* **DIRECTIONS**: Below is a set of records. Please retype every one exactly.

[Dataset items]
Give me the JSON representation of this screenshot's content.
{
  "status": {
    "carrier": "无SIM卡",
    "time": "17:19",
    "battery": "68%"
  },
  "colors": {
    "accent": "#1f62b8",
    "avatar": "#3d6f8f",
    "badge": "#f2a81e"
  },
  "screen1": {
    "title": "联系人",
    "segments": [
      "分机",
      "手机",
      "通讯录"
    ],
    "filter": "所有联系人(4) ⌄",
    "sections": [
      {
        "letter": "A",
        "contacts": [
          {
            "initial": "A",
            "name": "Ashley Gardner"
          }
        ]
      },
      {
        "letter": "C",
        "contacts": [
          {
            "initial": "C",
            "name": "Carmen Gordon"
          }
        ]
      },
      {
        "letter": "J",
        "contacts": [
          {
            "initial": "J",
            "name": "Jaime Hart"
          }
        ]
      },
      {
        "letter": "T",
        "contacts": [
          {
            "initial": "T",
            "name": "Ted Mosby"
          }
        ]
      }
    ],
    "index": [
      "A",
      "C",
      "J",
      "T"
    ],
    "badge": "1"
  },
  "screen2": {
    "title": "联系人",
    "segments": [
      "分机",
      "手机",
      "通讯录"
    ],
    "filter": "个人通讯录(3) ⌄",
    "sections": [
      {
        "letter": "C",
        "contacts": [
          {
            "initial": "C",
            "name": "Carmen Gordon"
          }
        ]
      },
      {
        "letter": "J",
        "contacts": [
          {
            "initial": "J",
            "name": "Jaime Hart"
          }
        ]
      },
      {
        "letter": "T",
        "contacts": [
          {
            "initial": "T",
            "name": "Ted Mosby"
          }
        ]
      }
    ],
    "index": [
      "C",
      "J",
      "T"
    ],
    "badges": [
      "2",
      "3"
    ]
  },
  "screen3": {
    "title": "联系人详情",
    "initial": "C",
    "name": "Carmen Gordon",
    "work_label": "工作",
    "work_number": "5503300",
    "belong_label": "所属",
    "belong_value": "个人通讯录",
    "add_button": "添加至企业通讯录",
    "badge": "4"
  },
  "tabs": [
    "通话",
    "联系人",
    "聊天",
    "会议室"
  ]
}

* **RESPONSE TO THIS TASK**:
Give me the JSON representation of this screenshot's content.
{
  "status": {
    "carrier": "无SIM卡",
    "time": "17:19",
    "battery": "68%"
  },
  "colors": {
    "accent": "#1f62b8",
    "avatar": "#3d6f8f",
    "badge": "#f2a81e"
  },
  "screen1": {
    "title": "联系人",
    "segments": [
      "分机",
      "手机",
      "通讯录"
    ],
    "filter": "所有联系人(4) ⌄",
    "sections": [
      {
        "letter": "A",
        "contacts": [
          {
            "initial": "A",
            "name": "Ashley Gardner"
          }
        ]
      },
      {
        "letter": "C",
        "contacts": [
          {
            "initial": "C",
            "name": "Carmen Gordon"
          }
        ]
      },
      {
        "letter": "J",
        "contacts": [
          {
            "initial": "J",
            "name": "Jaime Hart"
          }
        ]
      },
      {
        "letter": "T",
        "contacts": [
          {
            "initial": "T",
            "name": "Ted Mosby"
          }
        ]
      }
    ],
    "index": [
      "A",
      "C",
      "J",
      "T"
    ],
    "badge": "1"
  },
  "screen2": {
    "title": "联系人",
    "segments": [
      "分机",
      "手机",
      "通讯录"
    ],
    "filter": "个人通讯录(3) ⌄",
    "sections": [
      {
        "letter": "C",
        "contacts": [
          {
            "initial": "C",
            "name": "Carmen Gordon"
          }
        ]
      },
      {
        "letter": "J",
        "contacts": [
          {
            "initial": "J",
            "name": "Jaime Hart"
          }
        ]
      },
      {
        "letter": "T",
        "contacts": [
          {
            "initial": "T",
            "name": "Ted Mosby"
          }
        ]
      }
    ],
    "index": [
      "C",
      "J",
      "T"
    ],
    "badges": [
      "2",
      "3"
    ]
  },
  "screen3": {
    "title": "联系人详情",
    "initial": "C",
    "name": "Carmen Gordon",
    "work_label": "工作",
    "work_number": "5503300",
    "belong_label": "所属",
    "belong_value": "个人通讯录",
    "add_button": "添加至企业通讯录",
    "badge": "4"
  },
  "tabs": [
    "通话",
    "联系人",
    "聊天",
    "会议室"
  ]
}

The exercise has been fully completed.